"The interesting and perhaps educative thing about this case is that at the time reported the planet Venus, with a respectable magnitude -3.6 had just risen over the eastern horizon and would have been a prominent sight in the pre-dawn sky, just where the strange object was. The moon was bright, as stated, approximately full and about 30 degrees west of the zenith; and Venus climbing on its normal motion along the ecliptic would have progressed "very slowly in the direction of the moon" until it faded in the daylight. So it is hard not to conclude that Venus was the culprit in this case, and the peculiar structures of rods and red lights must have been an illusion caused by glare or some sort ofocular or instrumental defect."
1. Port Douglas, is north at Cairns, Queensland at latitude 16.5 degrees south; longitude 145.5 degrees east.
2. On the 31 March 1907, sunrise that morning was at 0623 hours. Therefore the start of the 45 minute observation, was almost three hours before sunrise.
3. A check using an electronic sky chart reveals that the Sun was about 41 degrees below the eastern horizon at the time; the moon was at 53 degrees elevation, azimuth 18 degrees north of west; and Venus was on the horizon rising at azimuth 13 degrees south of east.
4. Interestingly, the witnesses did not report seeing both the planet Venus and a "comet."
5. There are some oddities in the account. What are we to make of the observer's description that "The moon was shining bright and had three black spots on it?" It's a pity that we have no idea as to whether or not Dora had been prescribed spectacles, and whether or not she was wearing them at the time.
6. Were the Hasenkamps historical figures?
A search of TROVE electronic newspapers revealed two article mentioning them.
a. Page 4 of the "Townsville Daily Bulletin" dated Tuesday 30 November 1926 stated that a Dora Hasenkamp managed the central Hotel in Port Douglas and indicated that she "...has been in Port Douglas for some time."
b. Page 11 of the "Cairns Post" [Qld:1909-1954] dated 25 May 1933 referenced a Miss Dora Hasenkamp and her sister Flo, who were both included in a wedding party.
Therefore, it would seem that they were historical figures, and that there is not reason to suspect that the letter to the editor is not genuine.
7. I could not locate any weather details for Port Douglas for 31 March 1907.
8. The original account appears to have come from a newspaper named "Port Douglas 'Record." The TROVE collection doesn't have issues of this newspaper.

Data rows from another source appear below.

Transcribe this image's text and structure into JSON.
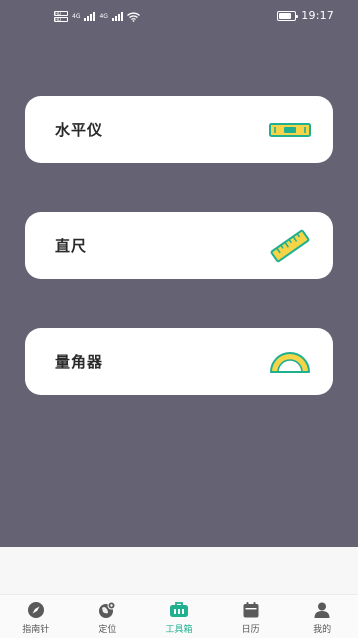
{
  "status_bar": {
    "time": "19:17",
    "sim1": "HD",
    "sim2": "HD",
    "network1": "4G",
    "network2": "4G",
    "battery_level": 0.75
  },
  "tools": [
    {
      "label": "水平仪",
      "icon": "level-tool-icon"
    },
    {
      "label": "直尺",
      "icon": "ruler-icon"
    },
    {
      "label": "量角器",
      "icon": "protractor-icon"
    }
  ],
  "tab_bar": {
    "active_index": 2,
    "items": [
      {
        "label": "指南针",
        "icon": "compass-icon"
      },
      {
        "label": "定位",
        "icon": "globe-location-icon"
      },
      {
        "label": "工具箱",
        "icon": "toolbox-icon"
      },
      {
        "label": "日历",
        "icon": "calendar-icon"
      },
      {
        "label": "我的",
        "icon": "user-icon"
      }
    ]
  },
  "colors": {
    "background": "#656274",
    "card": "#ffffff",
    "accent_green": "#1fb08f",
    "icon_yellow": "#f5d547",
    "tab_inactive": "#5a5a5a"
  }
}
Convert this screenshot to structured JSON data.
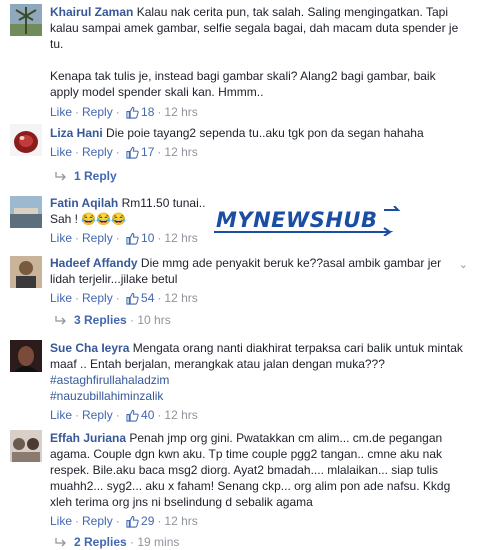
{
  "actions": {
    "like": "Like",
    "reply": "Reply"
  },
  "comments": [
    {
      "author": "Khairul Zaman",
      "lines": [
        "Kalau nak cerita pun, tak salah. Saling mengingatkan. Tapi",
        "kalau sampai amek gambar, selfie segala bagai, dah macam duta spender je",
        "tu.",
        "",
        "Kenapa tak tulis je, instead bagi gambar skali? Alang2 bagi gambar, baik",
        "apply model spender skali kan. Hmmm.."
      ],
      "likes": "18",
      "time": "12 hrs"
    },
    {
      "author": "Liza Hani",
      "lines": [
        "Die poie tayang2 sependa tu..aku tgk pon da segan hahaha"
      ],
      "likes": "17",
      "time": "12 hrs",
      "replies": "1 Reply"
    },
    {
      "author": "Fatin Aqilah",
      "lines": [
        "Rm11.50 tunai..",
        "Sah ! 😂😂😂"
      ],
      "likes": "10",
      "time": "12 hrs"
    },
    {
      "author": "Hadeef Affandy",
      "lines": [
        "Die mmg ade penyakit beruk ke??asal ambik gambar jer",
        "lidah terjelir...jilake betul"
      ],
      "likes": "54",
      "time": "12 hrs",
      "replies": "3 Replies",
      "replies_time": "10 hrs"
    },
    {
      "author": "Sue Cha Ieyra",
      "lines": [
        "Mengata orang nanti diakhirat terpaksa cari balik untuk mintak",
        "maaf .. Entah berjalan, merangkak atau jalan dengan muka???"
      ],
      "hashtags": [
        "#astaghfirullahaladzim",
        "#nauzubillahiminzalik"
      ],
      "likes": "40",
      "time": "12 hrs"
    },
    {
      "author": "Effah Juriana",
      "lines": [
        "Penah jmp org gini. Pwatakkan cm alim... cm.de pegangan",
        "agama. Couple dgn kwn aku. Tp time couple pgg2 tangan.. cmne aku nak",
        "respek. Bile.aku baca msg2 diorg. Ayat2 bmadah.... mlalaikan... siap tulis",
        "muahh2... syg2... aku x faham! Senang ckp... org alim pon ade nafsu. Kkdg",
        "xleh terima org jns ni bselindung d sebalik agama"
      ],
      "likes": "29",
      "time": "12 hrs",
      "replies": "2 Replies",
      "replies_time": "19 mins"
    }
  ],
  "watermark": "MYNEWSHUB",
  "colors": {
    "name": "#365899",
    "link": "#4267b2",
    "meta": "#90949c",
    "text": "#1d2129",
    "watermark": "#1b4ea3"
  },
  "icons": {
    "like": "thumbs-up-icon",
    "reply": "reply-arrow-icon",
    "menu": "chevron-down-icon"
  }
}
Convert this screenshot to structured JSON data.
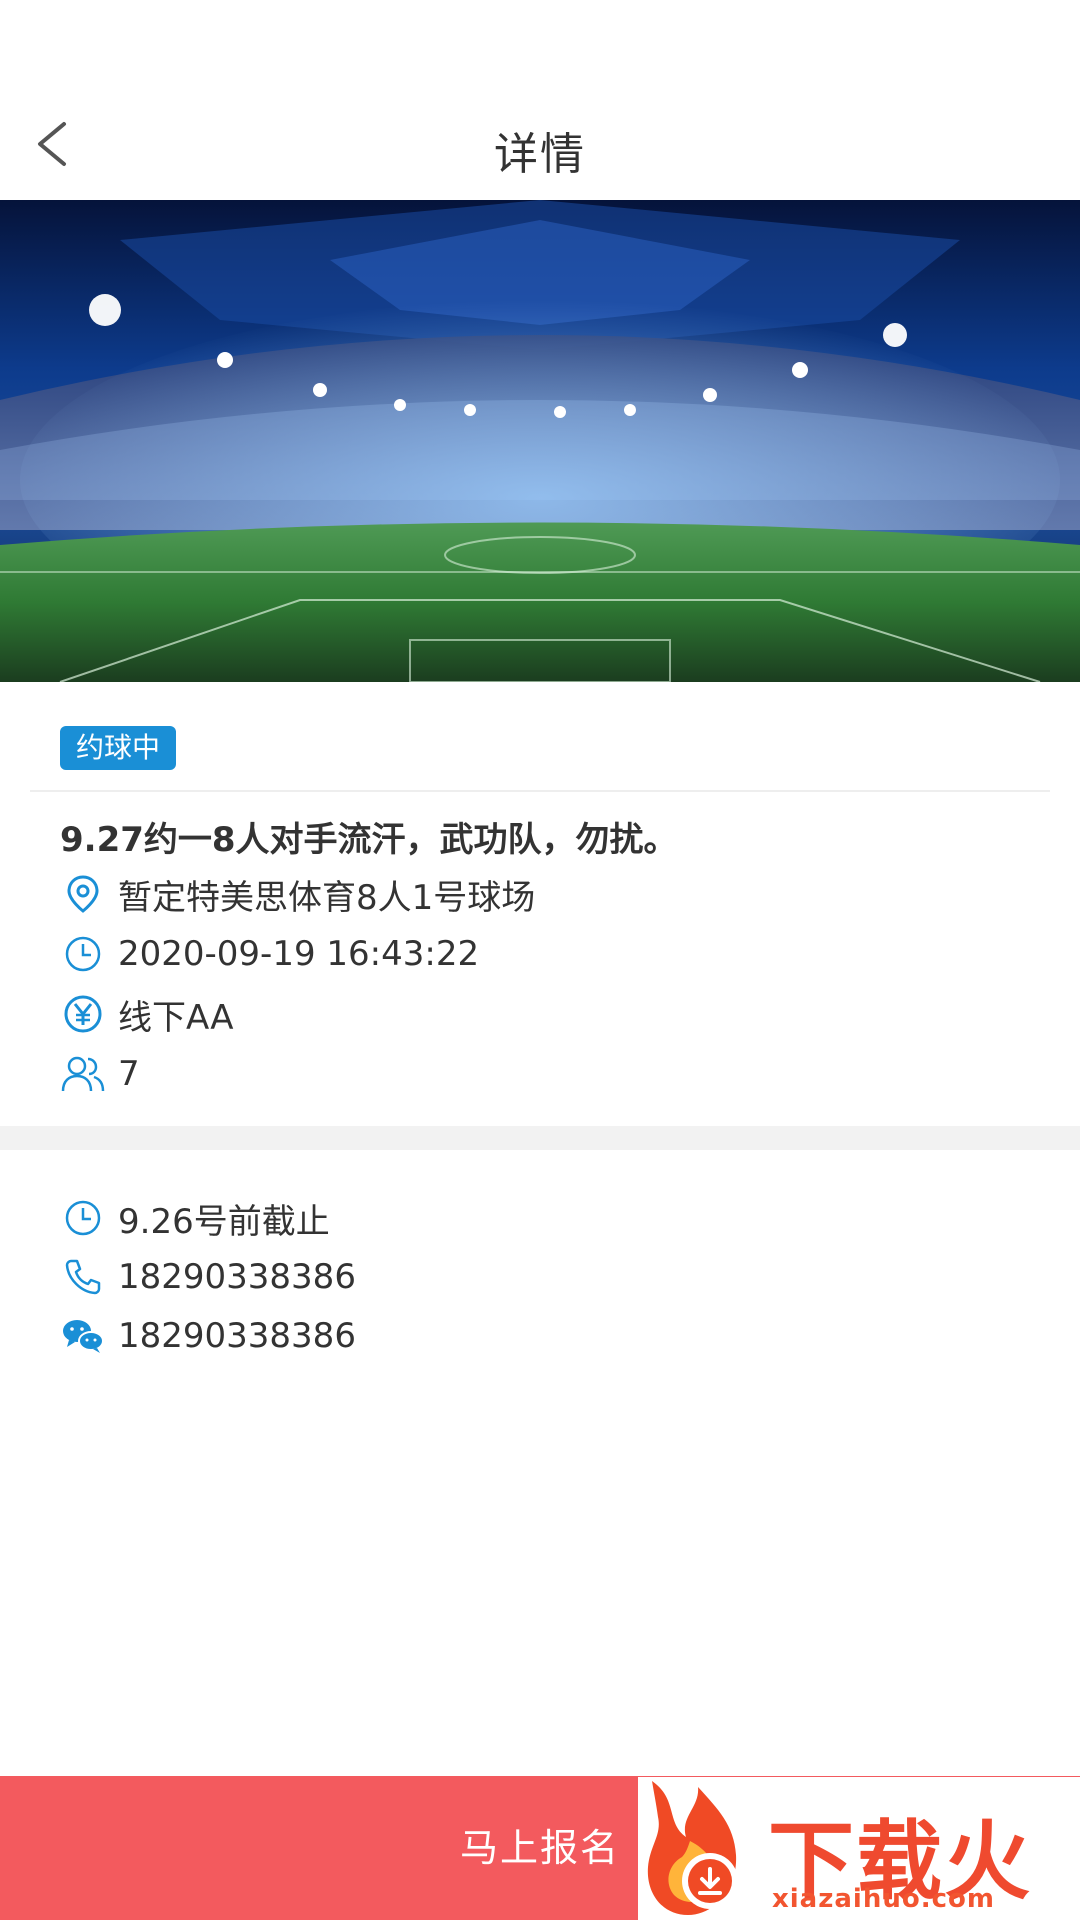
{
  "header": {
    "title": "详情",
    "back_icon": "chevron-left-icon"
  },
  "hero": {
    "image_desc_icon": "stadium-banner-image"
  },
  "info": {
    "status_badge": "约球中",
    "title": "9.27约一8人对手流汗，武功队，勿扰。",
    "location": "暂定特美思体育8人1号球场",
    "datetime": "2020-09-19 16:43:22",
    "fee": "线下AA",
    "people": "7"
  },
  "contact": {
    "deadline": "9.26号前截止",
    "phone": "18290338386",
    "wechat": "18290338386"
  },
  "footer": {
    "signup_label": "马上报名"
  },
  "watermark": {
    "brand": "下载火",
    "url": "xiazaihuo.com"
  },
  "colors": {
    "accent": "#1a8fd6",
    "footer": "#f35a5e",
    "watermark": "#ef4a2f"
  }
}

9. Are there any other local references to comets, that would explain why the 16 April 1907 article referred to what was seen, on 31 March 1907, as "A very brilliant comet?" Indeed there are.
a. On page 3 of the "Morning Post" Cairns, paper dated 27 February 1907, there is a short piece about an approaching comet, citing a Professor Matteuci who "...declares that about the end of March...the comet...will come in contact with the earth's atmosphere, causing some damage."
b. Further discussions about this comet appear on page 6 of the "Morning Post" Cairns dated 11 March 1907; and page 4 of the 22 March 1907 edition of the same paper.
It would appear reasonable, given these three articles about a comet; for the editor of the "Morning Post" Cairns, on the 16 April 1907, to suppose Miss Hasenkamp's observation was that of a "comet."
10. In conclusion, given all of the above information, I support Aubeck's and Shough's view that what was seen was most likely the planet Venus.